Stanford White was an American architect. He was also a partner in the architectural firm McKim, Mead & White, one of the most significant Beaux-Arts firms. He designed many houses for the rich, in addition to numerous civic, institutional, and religious buildings. His temporary Washington Square Arch was so popular that he was commissioned to design a permanent one. His design principles embodied the "American Renaissance".

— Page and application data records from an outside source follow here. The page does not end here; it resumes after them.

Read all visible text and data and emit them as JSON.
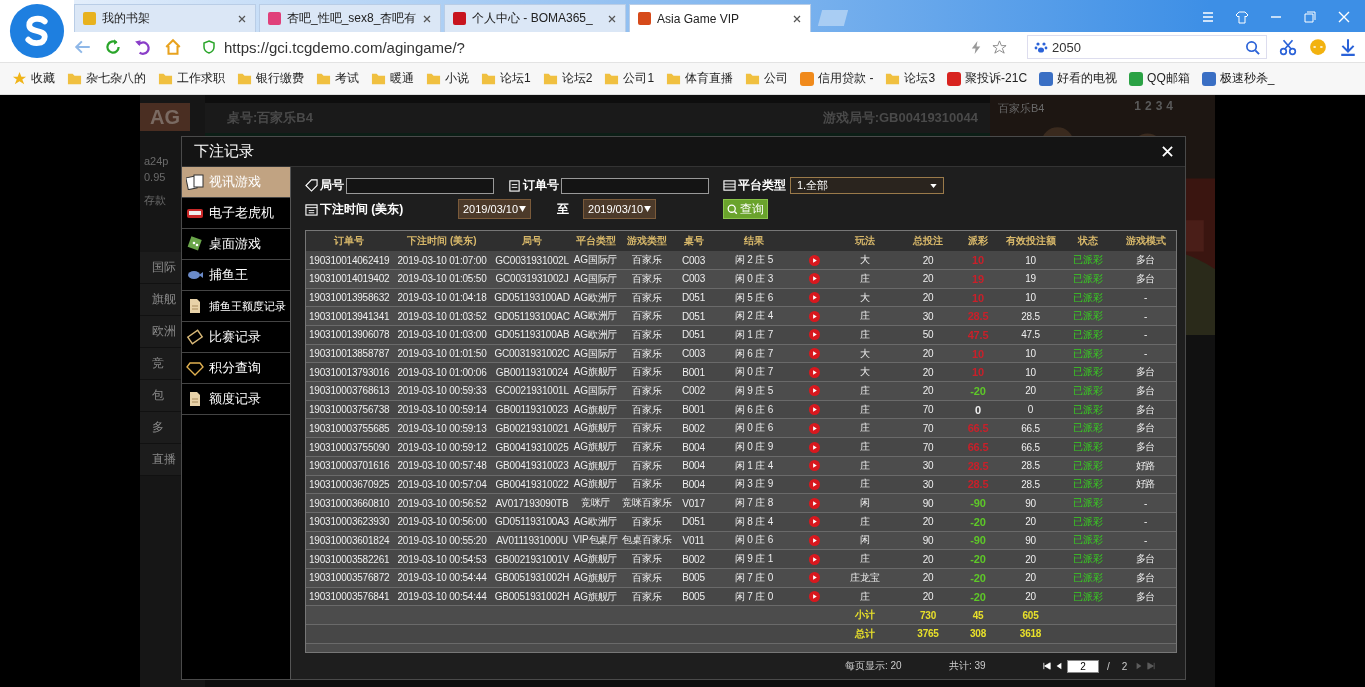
{
  "browser": {
    "tabs": [
      {
        "title": "我的书架",
        "kind": "book",
        "selected": false
      },
      {
        "title": "杏吧_性吧_sex8_杏吧有",
        "kind": "pink",
        "selected": false
      },
      {
        "title": "个人中心 - BOMA365_",
        "kind": "gear",
        "selected": false
      },
      {
        "title": "Asia Game VIP",
        "kind": "ag",
        "selected": true
      }
    ],
    "url": "https://gci.tcgdemo.com/agingame/?",
    "search_text": "2050",
    "bookmarks": [
      {
        "label": "收藏",
        "kind": "star"
      },
      {
        "label": "杂七杂八的",
        "kind": "folder"
      },
      {
        "label": "工作求职",
        "kind": "folder"
      },
      {
        "label": "银行缴费",
        "kind": "folder"
      },
      {
        "label": "考试",
        "kind": "folder"
      },
      {
        "label": "暖通",
        "kind": "folder"
      },
      {
        "label": "小说",
        "kind": "folder"
      },
      {
        "label": "论坛1",
        "kind": "folder"
      },
      {
        "label": "论坛2",
        "kind": "folder"
      },
      {
        "label": "公司1",
        "kind": "folder"
      },
      {
        "label": "体育直播",
        "kind": "folder"
      },
      {
        "label": "公司",
        "kind": "folder"
      },
      {
        "label": "信用贷款 -",
        "kind": "site",
        "color": "#f08a1c"
      },
      {
        "label": "论坛3",
        "kind": "folder"
      },
      {
        "label": "聚投诉-21C",
        "kind": "site",
        "color": "#d8231f"
      },
      {
        "label": "好看的电视",
        "kind": "site",
        "color": "#3a6fc4"
      },
      {
        "label": "QQ邮箱",
        "kind": "site",
        "color": "#2ba245"
      },
      {
        "label": "极速秒杀_",
        "kind": "site",
        "color": "#3a6fc4"
      }
    ]
  },
  "game": {
    "logo": "AG",
    "user": "a24p",
    "balance": "0.95",
    "deposit": "存款",
    "nav": [
      "国际",
      "旗舰",
      "欧洲",
      "竞",
      "包",
      "多",
      "直播"
    ],
    "table_title": "桌号:百家乐B4",
    "round": "游戏局号:GB00419310044",
    "video_title": "百家乐B4",
    "video_tabs": [
      "1",
      "2",
      "3",
      "4"
    ]
  },
  "modal": {
    "title": "下注记录",
    "sidebar": [
      {
        "label": "视讯游戏",
        "kind": "cards",
        "selected": true
      },
      {
        "label": "电子老虎机",
        "kind": "slot",
        "selected": false
      },
      {
        "label": "桌面游戏",
        "kind": "dice",
        "selected": false
      },
      {
        "label": "捕鱼王",
        "kind": "fish",
        "selected": false
      },
      {
        "label": "捕鱼王额度记录",
        "kind": "doc",
        "selected": false
      },
      {
        "label": "比赛记录",
        "kind": "ticket",
        "selected": false
      },
      {
        "label": "积分查询",
        "kind": "diamond",
        "selected": false
      },
      {
        "label": "额度记录",
        "kind": "doc",
        "selected": false
      }
    ],
    "filters": {
      "round_label": "局号",
      "order_label": "订单号",
      "platform_label": "平台类型",
      "platform_value": "1.全部",
      "time_label": "下注时间 (美东)",
      "date_from": "2019/03/10",
      "to_label": "至",
      "date_to": "2019/03/10",
      "query": "查询"
    },
    "table": {
      "columns": [
        "订单号",
        "下注时间 (美东)",
        "局号",
        "平台类型",
        "游戏类型",
        "桌号",
        "结果",
        "",
        "玩法",
        "总投注",
        "派彩",
        "有效投注额",
        "状态",
        "游戏模式"
      ],
      "rows": [
        {
          "id": "190310014062419",
          "time": "2019-03-10 01:07:00",
          "round": "GC0031931002L",
          "platform": "AG国际厅",
          "game": "百家乐",
          "table": "C003",
          "result": "闲 2 庄 5",
          "play": "大",
          "bet": "20",
          "payout": "10",
          "color": "#c8202a",
          "valid": "10",
          "status": "已派彩",
          "mode": "多台"
        },
        {
          "id": "190310014019402",
          "time": "2019-03-10 01:05:50",
          "round": "GC0031931002J",
          "platform": "AG国际厅",
          "game": "百家乐",
          "table": "C003",
          "result": "闲 0 庄 3",
          "play": "庄",
          "bet": "20",
          "payout": "19",
          "color": "#c8202a",
          "valid": "19",
          "status": "已派彩",
          "mode": "多台"
        },
        {
          "id": "190310013958632",
          "time": "2019-03-10 01:04:18",
          "round": "GD051193100AD",
          "platform": "AG欧洲厅",
          "game": "百家乐",
          "table": "D051",
          "result": "闲 5 庄 6",
          "play": "大",
          "bet": "20",
          "payout": "10",
          "color": "#c8202a",
          "valid": "10",
          "status": "已派彩",
          "mode": "-"
        },
        {
          "id": "190310013941341",
          "time": "2019-03-10 01:03:52",
          "round": "GD051193100AC",
          "platform": "AG欧洲厅",
          "game": "百家乐",
          "table": "D051",
          "result": "闲 2 庄 4",
          "play": "庄",
          "bet": "30",
          "payout": "28.5",
          "color": "#c8202a",
          "valid": "28.5",
          "status": "已派彩",
          "mode": "-"
        },
        {
          "id": "190310013906078",
          "time": "2019-03-10 01:03:00",
          "round": "GD051193100AB",
          "platform": "AG欧洲厅",
          "game": "百家乐",
          "table": "D051",
          "result": "闲 1 庄 7",
          "play": "庄",
          "bet": "50",
          "payout": "47.5",
          "color": "#c8202a",
          "valid": "47.5",
          "status": "已派彩",
          "mode": "-"
        },
        {
          "id": "190310013858787",
          "time": "2019-03-10 01:01:50",
          "round": "GC0031931002C",
          "platform": "AG国际厅",
          "game": "百家乐",
          "table": "C003",
          "result": "闲 6 庄 7",
          "play": "大",
          "bet": "20",
          "payout": "10",
          "color": "#c8202a",
          "valid": "10",
          "status": "已派彩",
          "mode": "-"
        },
        {
          "id": "190310013793016",
          "time": "2019-03-10 01:00:06",
          "round": "GB00119310024",
          "platform": "AG旗舰厅",
          "game": "百家乐",
          "table": "B001",
          "result": "闲 0 庄 7",
          "play": "大",
          "bet": "20",
          "payout": "10",
          "color": "#c8202a",
          "valid": "10",
          "status": "已派彩",
          "mode": "多台"
        },
        {
          "id": "190310003768613",
          "time": "2019-03-10 00:59:33",
          "round": "GC0021931001L",
          "platform": "AG国际厅",
          "game": "百家乐",
          "table": "C002",
          "result": "闲 9 庄 5",
          "play": "庄",
          "bet": "20",
          "payout": "-20",
          "color": "#5ec828",
          "valid": "20",
          "status": "已派彩",
          "mode": "多台"
        },
        {
          "id": "190310003756738",
          "time": "2019-03-10 00:59:14",
          "round": "GB00119310023",
          "platform": "AG旗舰厅",
          "game": "百家乐",
          "table": "B001",
          "result": "闲 6 庄 6",
          "play": "庄",
          "bet": "70",
          "payout": "0",
          "color": "#eeeeee",
          "valid": "0",
          "status": "已派彩",
          "mode": "多台"
        },
        {
          "id": "190310003755685",
          "time": "2019-03-10 00:59:13",
          "round": "GB00219310021",
          "platform": "AG旗舰厅",
          "game": "百家乐",
          "table": "B002",
          "result": "闲 0 庄 6",
          "play": "庄",
          "bet": "70",
          "payout": "66.5",
          "color": "#c8202a",
          "valid": "66.5",
          "status": "已派彩",
          "mode": "多台"
        },
        {
          "id": "190310003755090",
          "time": "2019-03-10 00:59:12",
          "round": "GB00419310025",
          "platform": "AG旗舰厅",
          "game": "百家乐",
          "table": "B004",
          "result": "闲 0 庄 9",
          "play": "庄",
          "bet": "70",
          "payout": "66.5",
          "color": "#c8202a",
          "valid": "66.5",
          "status": "已派彩",
          "mode": "多台"
        },
        {
          "id": "190310003701616",
          "time": "2019-03-10 00:57:48",
          "round": "GB00419310023",
          "platform": "AG旗舰厅",
          "game": "百家乐",
          "table": "B004",
          "result": "闲 1 庄 4",
          "play": "庄",
          "bet": "30",
          "payout": "28.5",
          "color": "#c8202a",
          "valid": "28.5",
          "status": "已派彩",
          "mode": "好路"
        },
        {
          "id": "190310003670925",
          "time": "2019-03-10 00:57:04",
          "round": "GB00419310022",
          "platform": "AG旗舰厅",
          "game": "百家乐",
          "table": "B004",
          "result": "闲 3 庄 9",
          "play": "庄",
          "bet": "30",
          "payout": "28.5",
          "color": "#c8202a",
          "valid": "28.5",
          "status": "已派彩",
          "mode": "好路"
        },
        {
          "id": "190310003660810",
          "time": "2019-03-10 00:56:52",
          "round": "AV017193090TB",
          "platform": "竞咪厅",
          "game": "竞咪百家乐",
          "table": "V017",
          "result": "闲 7 庄 8",
          "play": "闲",
          "bet": "90",
          "payout": "-90",
          "color": "#5ec828",
          "valid": "90",
          "status": "已派彩",
          "mode": "-"
        },
        {
          "id": "190310003623930",
          "time": "2019-03-10 00:56:00",
          "round": "GD051193100A3",
          "platform": "AG欧洲厅",
          "game": "百家乐",
          "table": "D051",
          "result": "闲 8 庄 4",
          "play": "庄",
          "bet": "20",
          "payout": "-20",
          "color": "#5ec828",
          "valid": "20",
          "status": "已派彩",
          "mode": "-"
        },
        {
          "id": "190310003601824",
          "time": "2019-03-10 00:55:20",
          "round": "AV0111931000U",
          "platform": "VIP包桌厅",
          "game": "包桌百家乐",
          "table": "V011",
          "result": "闲 0 庄 6",
          "play": "闲",
          "bet": "90",
          "payout": "-90",
          "color": "#5ec828",
          "valid": "90",
          "status": "已派彩",
          "mode": "-"
        },
        {
          "id": "190310003582261",
          "time": "2019-03-10 00:54:53",
          "round": "GB0021931001V",
          "platform": "AG旗舰厅",
          "game": "百家乐",
          "table": "B002",
          "result": "闲 9 庄 1",
          "play": "庄",
          "bet": "20",
          "payout": "-20",
          "color": "#5ec828",
          "valid": "20",
          "status": "已派彩",
          "mode": "多台"
        },
        {
          "id": "190310003576872",
          "time": "2019-03-10 00:54:44",
          "round": "GB0051931002H",
          "platform": "AG旗舰厅",
          "game": "百家乐",
          "table": "B005",
          "result": "闲 7 庄 0",
          "play": "庄龙宝",
          "bet": "20",
          "payout": "-20",
          "color": "#5ec828",
          "valid": "20",
          "status": "已派彩",
          "mode": "多台"
        },
        {
          "id": "190310003576841",
          "time": "2019-03-10 00:54:44",
          "round": "GB0051931002H",
          "platform": "AG旗舰厅",
          "game": "百家乐",
          "table": "B005",
          "result": "闲 7 庄 0",
          "play": "庄",
          "bet": "20",
          "payout": "-20",
          "color": "#5ec828",
          "valid": "20",
          "status": "已派彩",
          "mode": "多台"
        }
      ],
      "totals": [
        {
          "label": "小计",
          "bet": "730",
          "payout": "45",
          "valid": "605"
        },
        {
          "label": "总计",
          "bet": "3765",
          "payout": "308",
          "valid": "3618"
        }
      ]
    },
    "pager": {
      "per_page": "每页显示: 20",
      "total": "共计: 39",
      "page": "2",
      "sep": "/",
      "pages": "2"
    }
  }
}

In 1906, White was shot and killed at the Madison Square Theatre by Harry Kendall Thaw, in front of a large audience. Thaw was a millionaire who had become obsessed by White's rape and relationship with his wife Evelyn Nesbit, which started when she was 16, four years before their marriage. She had married Thaw in 1905 and was working as an actress. Thaw was considered mentally unstable at the time of the shooting. With its elements of murder among the wealthy and a sex scandal, the resulting sensational trial of Thaw was dubbed "The Trial of the Century" by contemporary reporters.